• _Input material_:
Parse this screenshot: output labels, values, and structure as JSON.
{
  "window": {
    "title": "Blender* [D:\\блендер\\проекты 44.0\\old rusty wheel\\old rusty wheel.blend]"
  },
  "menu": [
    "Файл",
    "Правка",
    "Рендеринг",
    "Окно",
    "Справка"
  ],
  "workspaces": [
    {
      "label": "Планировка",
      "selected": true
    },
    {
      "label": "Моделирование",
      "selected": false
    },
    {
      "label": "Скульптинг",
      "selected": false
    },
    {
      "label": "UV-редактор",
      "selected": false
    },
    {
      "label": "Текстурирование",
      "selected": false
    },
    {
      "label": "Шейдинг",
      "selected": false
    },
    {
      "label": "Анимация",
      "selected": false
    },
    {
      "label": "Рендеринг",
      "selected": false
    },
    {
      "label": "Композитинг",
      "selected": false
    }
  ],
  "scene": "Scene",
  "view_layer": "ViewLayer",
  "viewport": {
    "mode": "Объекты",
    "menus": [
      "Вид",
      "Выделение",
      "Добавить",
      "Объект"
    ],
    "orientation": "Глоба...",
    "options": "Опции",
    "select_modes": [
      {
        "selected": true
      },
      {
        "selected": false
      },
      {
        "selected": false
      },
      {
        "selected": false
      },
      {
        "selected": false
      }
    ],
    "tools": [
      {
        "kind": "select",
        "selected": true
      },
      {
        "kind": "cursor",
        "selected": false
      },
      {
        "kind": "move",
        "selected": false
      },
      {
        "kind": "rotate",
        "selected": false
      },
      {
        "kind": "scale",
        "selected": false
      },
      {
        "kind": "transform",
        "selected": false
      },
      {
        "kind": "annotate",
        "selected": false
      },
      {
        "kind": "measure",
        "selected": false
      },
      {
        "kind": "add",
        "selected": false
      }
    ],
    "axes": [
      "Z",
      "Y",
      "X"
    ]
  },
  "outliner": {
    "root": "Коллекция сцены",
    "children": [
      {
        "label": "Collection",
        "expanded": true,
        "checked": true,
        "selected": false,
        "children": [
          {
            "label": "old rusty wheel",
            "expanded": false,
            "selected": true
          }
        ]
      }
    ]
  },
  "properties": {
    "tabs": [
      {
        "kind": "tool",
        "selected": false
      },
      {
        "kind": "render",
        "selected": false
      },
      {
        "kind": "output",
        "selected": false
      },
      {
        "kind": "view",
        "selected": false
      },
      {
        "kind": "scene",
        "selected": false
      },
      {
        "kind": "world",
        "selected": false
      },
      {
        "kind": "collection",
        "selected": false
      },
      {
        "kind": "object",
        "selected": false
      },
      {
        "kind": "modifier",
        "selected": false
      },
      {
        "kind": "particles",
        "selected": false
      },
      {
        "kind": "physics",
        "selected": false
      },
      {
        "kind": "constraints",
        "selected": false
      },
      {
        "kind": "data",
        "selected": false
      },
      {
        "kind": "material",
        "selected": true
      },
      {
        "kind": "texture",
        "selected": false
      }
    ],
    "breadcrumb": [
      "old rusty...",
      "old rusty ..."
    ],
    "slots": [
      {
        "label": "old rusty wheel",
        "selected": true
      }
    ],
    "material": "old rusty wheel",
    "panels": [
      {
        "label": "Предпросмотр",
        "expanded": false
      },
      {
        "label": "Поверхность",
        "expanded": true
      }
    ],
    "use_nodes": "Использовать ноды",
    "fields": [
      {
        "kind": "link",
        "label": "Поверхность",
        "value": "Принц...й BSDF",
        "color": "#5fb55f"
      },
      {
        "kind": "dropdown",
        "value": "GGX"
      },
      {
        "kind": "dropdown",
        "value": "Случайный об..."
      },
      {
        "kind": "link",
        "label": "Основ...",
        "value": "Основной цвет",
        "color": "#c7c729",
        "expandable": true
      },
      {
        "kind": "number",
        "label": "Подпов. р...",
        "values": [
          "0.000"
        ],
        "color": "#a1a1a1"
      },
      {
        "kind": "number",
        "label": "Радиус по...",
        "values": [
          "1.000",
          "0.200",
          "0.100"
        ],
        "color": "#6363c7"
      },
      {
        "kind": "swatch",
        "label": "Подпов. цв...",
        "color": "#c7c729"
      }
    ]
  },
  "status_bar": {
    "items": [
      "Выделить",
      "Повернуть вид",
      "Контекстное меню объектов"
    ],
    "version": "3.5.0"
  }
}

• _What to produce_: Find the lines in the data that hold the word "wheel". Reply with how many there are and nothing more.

• _Task result_: 4